Water Rights HSeeking Water Rights in Nevadaead

I recently attended a hearing before the Nevada State Water Engineer to consider public comment on the proposal to formally “designate” one of the large groundwater basins in northern Nevada, and I was reminded of the confusion and concern that arises in the eye of the ranching community and the general public of this notion to “close” a valley to any further development for water wells.  Does it mean there is no chance at all of obtaining additional underground water supply wells to support and expand my operations?  Can I move forward on the permits I have but have yet to fully develop?  These are some of the questions that come up and there seems to be a lack of clarity on what the answers really are.

The state engineer is the administrator of the Division of Water Resources (DWR) and regulates the appropriation of all of the waters of the state.  In Nevada, like many western states, all water, whether above or beneath the surface, belongs to the public and may be appropriated for beneficial use by filing with the state engineer and not otherwise.

Groundwater Basin Designation is the first of a number of administrative tools that the State Engineer uses when it appears that the basin is approaching or over the limit of water available to appropriate for beneficial use.  It is only to further administer underground water sources, not surface water.  The easiest way to remember the distinction between a non-designated basin and a designated basin is that in the former, you can hire a licensed drilling contractor and install and flow test water wells all over the quiet land and file for and obtain a permit to beneficially use the water at some later date.  In a designated basin, you have to obtain the appropriation permit first before drilling and developing a water source well.  It does not necessarily mean that there are no more permits allowed, just that the chances of getting any new water are becoming smaller and smaller.  Any permit you have can still be fully developed or perfected, to a certificated right.  Certificates are the last step in the water right process and once attained are solid and can only be lost by forfeiture for five consecutive years of non-use.

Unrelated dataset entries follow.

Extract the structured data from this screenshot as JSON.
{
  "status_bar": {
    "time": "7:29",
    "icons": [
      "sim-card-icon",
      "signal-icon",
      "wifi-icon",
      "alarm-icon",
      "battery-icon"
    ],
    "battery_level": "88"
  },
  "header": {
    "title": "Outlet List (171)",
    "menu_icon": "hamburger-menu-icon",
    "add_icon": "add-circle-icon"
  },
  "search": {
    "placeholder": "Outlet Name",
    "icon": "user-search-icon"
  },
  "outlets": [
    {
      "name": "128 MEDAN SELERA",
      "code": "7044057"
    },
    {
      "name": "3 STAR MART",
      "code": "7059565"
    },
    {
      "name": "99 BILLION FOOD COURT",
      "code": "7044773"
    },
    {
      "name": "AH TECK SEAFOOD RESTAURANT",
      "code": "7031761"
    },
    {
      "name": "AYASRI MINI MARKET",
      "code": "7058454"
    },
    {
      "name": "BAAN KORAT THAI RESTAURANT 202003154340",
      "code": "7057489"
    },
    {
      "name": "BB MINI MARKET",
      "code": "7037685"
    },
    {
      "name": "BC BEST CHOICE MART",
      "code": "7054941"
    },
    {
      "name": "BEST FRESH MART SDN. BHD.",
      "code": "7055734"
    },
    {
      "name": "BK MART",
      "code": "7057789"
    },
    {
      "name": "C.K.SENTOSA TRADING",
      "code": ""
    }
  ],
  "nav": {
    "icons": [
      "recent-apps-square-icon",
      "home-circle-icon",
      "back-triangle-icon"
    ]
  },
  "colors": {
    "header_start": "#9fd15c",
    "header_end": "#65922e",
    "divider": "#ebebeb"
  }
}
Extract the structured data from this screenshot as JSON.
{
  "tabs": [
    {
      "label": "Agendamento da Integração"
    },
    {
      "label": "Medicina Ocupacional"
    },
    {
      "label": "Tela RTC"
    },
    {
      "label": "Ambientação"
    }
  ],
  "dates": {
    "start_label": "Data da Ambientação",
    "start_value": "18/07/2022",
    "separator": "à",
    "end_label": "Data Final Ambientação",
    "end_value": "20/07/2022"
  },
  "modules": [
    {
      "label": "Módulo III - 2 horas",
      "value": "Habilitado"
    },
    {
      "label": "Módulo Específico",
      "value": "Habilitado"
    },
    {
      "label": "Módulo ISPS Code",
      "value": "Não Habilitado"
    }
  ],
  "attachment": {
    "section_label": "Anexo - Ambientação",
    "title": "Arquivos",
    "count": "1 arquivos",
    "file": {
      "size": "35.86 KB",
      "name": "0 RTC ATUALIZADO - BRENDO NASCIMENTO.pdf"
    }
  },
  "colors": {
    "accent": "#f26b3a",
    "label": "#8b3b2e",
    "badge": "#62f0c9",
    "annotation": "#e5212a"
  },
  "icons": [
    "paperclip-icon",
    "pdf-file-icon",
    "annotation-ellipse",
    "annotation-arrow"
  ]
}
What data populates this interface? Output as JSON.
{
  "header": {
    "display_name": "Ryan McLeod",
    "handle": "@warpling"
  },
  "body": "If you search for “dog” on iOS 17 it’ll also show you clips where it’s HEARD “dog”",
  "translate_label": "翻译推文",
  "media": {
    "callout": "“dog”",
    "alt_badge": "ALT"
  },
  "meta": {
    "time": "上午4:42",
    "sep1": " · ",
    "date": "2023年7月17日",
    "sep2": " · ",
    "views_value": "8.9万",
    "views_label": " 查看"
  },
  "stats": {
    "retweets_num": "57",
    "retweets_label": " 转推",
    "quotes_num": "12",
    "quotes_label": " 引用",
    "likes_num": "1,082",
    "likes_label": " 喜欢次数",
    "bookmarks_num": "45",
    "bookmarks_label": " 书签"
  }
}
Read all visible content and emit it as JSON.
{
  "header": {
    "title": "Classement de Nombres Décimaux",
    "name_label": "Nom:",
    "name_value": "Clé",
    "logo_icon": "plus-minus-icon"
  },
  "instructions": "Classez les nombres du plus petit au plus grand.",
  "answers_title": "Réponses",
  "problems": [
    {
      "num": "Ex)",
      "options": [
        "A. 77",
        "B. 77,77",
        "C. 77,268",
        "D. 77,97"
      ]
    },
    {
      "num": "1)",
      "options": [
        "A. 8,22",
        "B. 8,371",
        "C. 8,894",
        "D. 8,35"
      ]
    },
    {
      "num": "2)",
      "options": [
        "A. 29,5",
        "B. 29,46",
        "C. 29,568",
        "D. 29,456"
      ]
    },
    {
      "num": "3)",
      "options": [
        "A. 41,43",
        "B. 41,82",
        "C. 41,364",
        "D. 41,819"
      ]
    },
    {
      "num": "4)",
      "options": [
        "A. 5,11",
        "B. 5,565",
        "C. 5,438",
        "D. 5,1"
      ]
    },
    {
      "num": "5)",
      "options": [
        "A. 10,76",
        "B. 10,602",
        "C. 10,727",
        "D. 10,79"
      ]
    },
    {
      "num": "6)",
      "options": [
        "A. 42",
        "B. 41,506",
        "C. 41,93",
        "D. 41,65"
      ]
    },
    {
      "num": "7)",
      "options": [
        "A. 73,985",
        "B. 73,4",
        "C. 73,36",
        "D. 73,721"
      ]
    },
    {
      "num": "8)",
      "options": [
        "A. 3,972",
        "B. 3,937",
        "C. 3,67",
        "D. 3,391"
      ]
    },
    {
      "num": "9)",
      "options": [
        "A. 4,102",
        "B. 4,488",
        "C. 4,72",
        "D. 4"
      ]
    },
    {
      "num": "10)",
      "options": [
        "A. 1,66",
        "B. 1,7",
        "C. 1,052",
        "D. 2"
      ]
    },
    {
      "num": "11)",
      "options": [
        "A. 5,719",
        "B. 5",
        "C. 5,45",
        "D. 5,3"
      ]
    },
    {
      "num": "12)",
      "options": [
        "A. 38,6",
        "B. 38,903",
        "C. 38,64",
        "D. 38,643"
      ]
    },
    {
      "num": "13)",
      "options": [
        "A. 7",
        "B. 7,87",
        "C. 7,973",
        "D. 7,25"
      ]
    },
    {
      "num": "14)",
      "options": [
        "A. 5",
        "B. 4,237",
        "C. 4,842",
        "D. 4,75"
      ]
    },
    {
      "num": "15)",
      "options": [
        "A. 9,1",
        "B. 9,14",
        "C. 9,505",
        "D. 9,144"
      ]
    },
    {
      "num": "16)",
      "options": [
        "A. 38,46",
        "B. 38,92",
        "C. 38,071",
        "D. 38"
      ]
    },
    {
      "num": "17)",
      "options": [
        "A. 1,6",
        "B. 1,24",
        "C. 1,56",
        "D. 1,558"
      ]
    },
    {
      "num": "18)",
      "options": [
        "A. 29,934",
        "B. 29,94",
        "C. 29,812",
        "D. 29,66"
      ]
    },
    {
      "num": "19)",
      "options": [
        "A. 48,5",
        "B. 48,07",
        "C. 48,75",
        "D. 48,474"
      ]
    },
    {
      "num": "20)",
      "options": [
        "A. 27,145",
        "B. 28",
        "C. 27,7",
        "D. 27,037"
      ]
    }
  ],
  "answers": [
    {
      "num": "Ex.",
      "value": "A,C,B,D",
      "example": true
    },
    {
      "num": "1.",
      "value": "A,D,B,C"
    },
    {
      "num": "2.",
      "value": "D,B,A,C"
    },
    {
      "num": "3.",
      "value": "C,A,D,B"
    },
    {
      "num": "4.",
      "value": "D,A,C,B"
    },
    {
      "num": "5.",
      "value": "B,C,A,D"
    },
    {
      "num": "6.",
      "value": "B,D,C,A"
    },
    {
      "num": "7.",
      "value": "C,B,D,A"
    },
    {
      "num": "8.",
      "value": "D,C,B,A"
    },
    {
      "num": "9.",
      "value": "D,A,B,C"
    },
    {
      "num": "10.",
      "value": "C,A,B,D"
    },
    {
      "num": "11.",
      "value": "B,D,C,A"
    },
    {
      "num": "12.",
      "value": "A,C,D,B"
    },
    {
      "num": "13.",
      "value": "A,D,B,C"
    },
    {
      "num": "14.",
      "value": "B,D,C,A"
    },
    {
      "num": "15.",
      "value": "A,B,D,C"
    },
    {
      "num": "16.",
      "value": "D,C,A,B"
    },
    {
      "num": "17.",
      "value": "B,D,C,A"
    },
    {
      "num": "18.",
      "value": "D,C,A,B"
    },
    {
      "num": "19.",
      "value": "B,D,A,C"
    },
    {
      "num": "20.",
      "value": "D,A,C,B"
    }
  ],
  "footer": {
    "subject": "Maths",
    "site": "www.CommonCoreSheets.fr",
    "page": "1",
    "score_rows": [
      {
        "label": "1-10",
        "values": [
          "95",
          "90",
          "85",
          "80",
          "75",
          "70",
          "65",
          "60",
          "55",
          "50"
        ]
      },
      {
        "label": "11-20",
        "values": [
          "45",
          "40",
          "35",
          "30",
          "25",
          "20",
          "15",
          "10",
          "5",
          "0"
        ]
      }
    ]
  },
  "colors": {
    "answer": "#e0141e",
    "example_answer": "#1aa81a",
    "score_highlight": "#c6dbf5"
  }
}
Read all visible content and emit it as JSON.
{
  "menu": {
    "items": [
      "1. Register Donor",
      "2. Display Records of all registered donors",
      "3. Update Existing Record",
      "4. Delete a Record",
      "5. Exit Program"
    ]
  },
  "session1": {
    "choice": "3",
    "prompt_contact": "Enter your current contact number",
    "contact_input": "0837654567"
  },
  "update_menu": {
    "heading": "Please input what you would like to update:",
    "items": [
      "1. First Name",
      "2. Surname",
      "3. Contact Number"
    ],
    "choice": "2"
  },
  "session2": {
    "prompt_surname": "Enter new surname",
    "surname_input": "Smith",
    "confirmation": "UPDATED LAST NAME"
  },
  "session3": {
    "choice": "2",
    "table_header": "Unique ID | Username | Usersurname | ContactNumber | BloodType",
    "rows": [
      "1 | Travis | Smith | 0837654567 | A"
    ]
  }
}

A fully appropriated groundwater basin is analogous to a fully appropriated stream or spring where the state engineer or, in many cases an adjudication judge, has determined that all of the rights on the stream cannot be satisfied based on the available water supply except in an exceptional water year.  That system is shut and appropriators can only change the point of diversion, manner and place of use of existing water rights, but not get any additional water.  A groundwater basin being fully appropriated is initially based upon estimates of annual natural recharge and discharge (perennial yield) vs. the sum-total of valid underground water rights.  The notion of all of the water rights being satisfied in an over-appropriated basin in other than an exceptional water year is a little more nebulous.  All the rights can still be satisfied but the water levels are dropping.  The state engineer monitors water levels in wells each year to determine the condition of the resource in these basins.  If water level declines are consistent and getting worse each year, it is definitely a case for further administration by the state engineer, as it is his job to protect existing rights and to do so by priority if necessary.  The answer to new appropriations in some cases is, summarily, no.

Nevada Basin Map

So, can there be any additional groundwater developed in designated basins?  Maybe.  The state may consider the location of the new well, the permanent vs. temporary nature of the proposed water development and the size of the new appropriation and may allow some continued development.  They will consider the consumptive use portion of irrigation rights as “counting” against the basin yield and whether or not all of the rights are being fully pumped.

I know “maybe” does not provide much clarity for Nevada ranchers, but it is often the case that stock water wells are green-lighted by the state engineer in Nevada designated basins because they are small appropriations and the approval of those permits do not tend to impair existing rights.  However, you have to get the permit approval first before you can drill a new well, or deepen or replace an existing water source well in a designated basin.  To keep it in perspective, I recall a conversation I had, back when I was at the DWR, with a prominent Nevada rancher who wanted to deepen or replace a well and I had to tell him “no” and inform him that it was one of those things that I could not fix because, even though the well had been there for years, nobody ever bothered to file on it.  He said “well Tom, in the mean time I got dry cows out there!”  Hopefully, none of you will be in that predicament and I trust you are all transitioning well enough in this, another dry year.




Author’s note: Senate Bill 134 did just pass this past legislative session and provides some expedited process in areas declared in drought.  “Section 1 of this bill authorizes a person to apply for a temporary permit to appropriate groundwater to water livestock if the point of diversion is located within a county under a declaration of drought,…”  The purpose of my article is to keep things on a straight track on a somewhat complicated issue to educate the readership and general public and to not further complicate matters with exceptions.  The fact remains that you still have to file on it and receive the permit before drilling or deepening a well but the permitting process has just been shortened by exempting those applications from the public notice and comment process, thereby saving 60 +/- days.




Tom Gallagher is a first time contributor to the Progressive Rancher and is manager of Nevada Water Solutions LLC in Reno.  After over 31 years of public service with the Nevada State Engineer’s Office, and after a brief respite in retirement, he is assisting clients with getting and managing water for their projects.